Should you walk your dog in the winter?

cold dog

The answer to whether or not you should be walking your dog in winter – for those in the UK at least – is that yes, you should definitely be walking your dog throughout the colder months. It’s important that all dogs get out for at least one good walk a day – it’s their opportunity not just for physical exercise, but mental stimulation and socialisation too.

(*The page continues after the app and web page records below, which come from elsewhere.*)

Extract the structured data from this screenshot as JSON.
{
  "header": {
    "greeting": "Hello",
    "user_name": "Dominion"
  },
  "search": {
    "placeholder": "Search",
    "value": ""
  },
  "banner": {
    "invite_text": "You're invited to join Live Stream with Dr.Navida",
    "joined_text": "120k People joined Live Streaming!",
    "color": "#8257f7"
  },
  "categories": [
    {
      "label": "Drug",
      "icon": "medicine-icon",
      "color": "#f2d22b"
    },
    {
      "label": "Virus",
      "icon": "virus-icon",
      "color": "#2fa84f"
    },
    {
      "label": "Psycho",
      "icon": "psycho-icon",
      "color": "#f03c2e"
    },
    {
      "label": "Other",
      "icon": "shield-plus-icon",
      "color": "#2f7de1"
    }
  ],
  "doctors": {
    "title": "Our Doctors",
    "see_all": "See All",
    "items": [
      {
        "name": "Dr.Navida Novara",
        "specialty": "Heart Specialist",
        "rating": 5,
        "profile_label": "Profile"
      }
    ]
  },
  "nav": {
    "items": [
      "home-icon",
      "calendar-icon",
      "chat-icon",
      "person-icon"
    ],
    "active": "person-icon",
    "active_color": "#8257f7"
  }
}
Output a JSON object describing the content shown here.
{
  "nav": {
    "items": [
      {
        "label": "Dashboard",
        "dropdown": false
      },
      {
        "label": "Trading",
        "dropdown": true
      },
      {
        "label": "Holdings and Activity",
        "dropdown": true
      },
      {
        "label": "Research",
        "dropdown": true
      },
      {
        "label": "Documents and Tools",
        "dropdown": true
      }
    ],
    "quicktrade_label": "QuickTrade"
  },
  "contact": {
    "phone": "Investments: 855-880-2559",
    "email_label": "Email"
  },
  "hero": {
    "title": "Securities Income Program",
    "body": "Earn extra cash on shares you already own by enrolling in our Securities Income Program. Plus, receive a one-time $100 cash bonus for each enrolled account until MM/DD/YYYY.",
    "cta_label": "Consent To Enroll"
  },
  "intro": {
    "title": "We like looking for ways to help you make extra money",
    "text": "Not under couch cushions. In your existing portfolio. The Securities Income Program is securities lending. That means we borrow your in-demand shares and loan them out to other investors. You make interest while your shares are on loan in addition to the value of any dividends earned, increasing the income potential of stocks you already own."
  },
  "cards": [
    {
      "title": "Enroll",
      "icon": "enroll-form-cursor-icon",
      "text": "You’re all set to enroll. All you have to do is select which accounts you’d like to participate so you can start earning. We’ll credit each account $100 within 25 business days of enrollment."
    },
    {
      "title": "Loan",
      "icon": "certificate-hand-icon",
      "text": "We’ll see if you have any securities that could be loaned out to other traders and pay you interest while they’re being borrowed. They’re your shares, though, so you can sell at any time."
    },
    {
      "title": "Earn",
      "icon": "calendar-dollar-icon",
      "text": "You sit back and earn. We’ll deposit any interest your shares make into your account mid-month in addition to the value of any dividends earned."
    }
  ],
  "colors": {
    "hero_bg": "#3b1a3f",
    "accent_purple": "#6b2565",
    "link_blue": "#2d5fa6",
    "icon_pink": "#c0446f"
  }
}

Of course, there are some caveats, and every dog is different. Cold weather dog breeds like a Newfoundland, husky or Saint Bernard can obviously withstand much colder temperatures thanks to their thick fur. Smaller dogs with shorter coats like Jack Russells, French bulldogs or Chihuahuas will feel the cold more than their larger, longer haired counterparts. Similarly, puppies, older dogs and dogs with medical conditions are more vulnerable to extremes in temperature, and may need a bit of extra TLC.

cold dog

Cold weather dog walking tips

Although the temperature in the UK generally won’t get cold enough to be really dangerous in itself to your dog, you still need to take other sensible cold-weather precautions:

  • Use a flashing collar or harness to make sure your pup can be seen in the dark.
  • Be careful around ponds, lakes and other bodies of water that could have a thin layer of ice on them.
  • Antifreeze can be fatal to dogs, even in small doses, and its sweet smell can be particularly tempting for dogs and cats. Clean up any spills immediately, and avoid any patches of liquid by cars. As well as licking up puddles, keep an eye on whether your dog’s walked through any puddles near cars, as they might lick their paws later on. 
  • If your pup’s paws are particularly sensitive, or if you’re out in some proper cold weather for a long period of time (and if they’re not too embarrassed), you could invest in a pair of winter dog boots. Aren’t they adorable? These have the added benefit of keeping paws clean and free of irritants.
  • If it’s snowy out, ensure that all snow is wiped off your dog when you get in, paying particular attention to their paws. If your dog has a long coat, trim around their paws so that snow, grit and other irritants don’t collect in their fur.
  • Try walking slightly later in the day when it’s a bit warmer and lighter, the worst of the ice might have melted away and irritants like salt and grit are more likely to have dispersed.
  • Dog paw balm can be used to add a protective layer to your dog’s paws, help prevent snow balls forming on paws and keep them nice and moisturised.
  • Finally, know the signs that your dog is cold, so you can get them somewhere warm when you need to: frequent lifting of their paws off the ground; shivering; ears that are cold to the touch and reluctance to keep walking are all fairly obvious tell-tale signs that they’re too chilly.
  • On the rare occasion it might be kicking off outside enough that it really is too cold, icy or stormy to get out for a walk, make sure you expend some of your pup’s energy at home: play with your dog in the house or do some indoor obedience training to burn off some of that excess physical and mental energy. 

Cold weather can lead to dry paws and a dry nose too – find out more about what else can cause dry paws and why your dog’s nose is dry.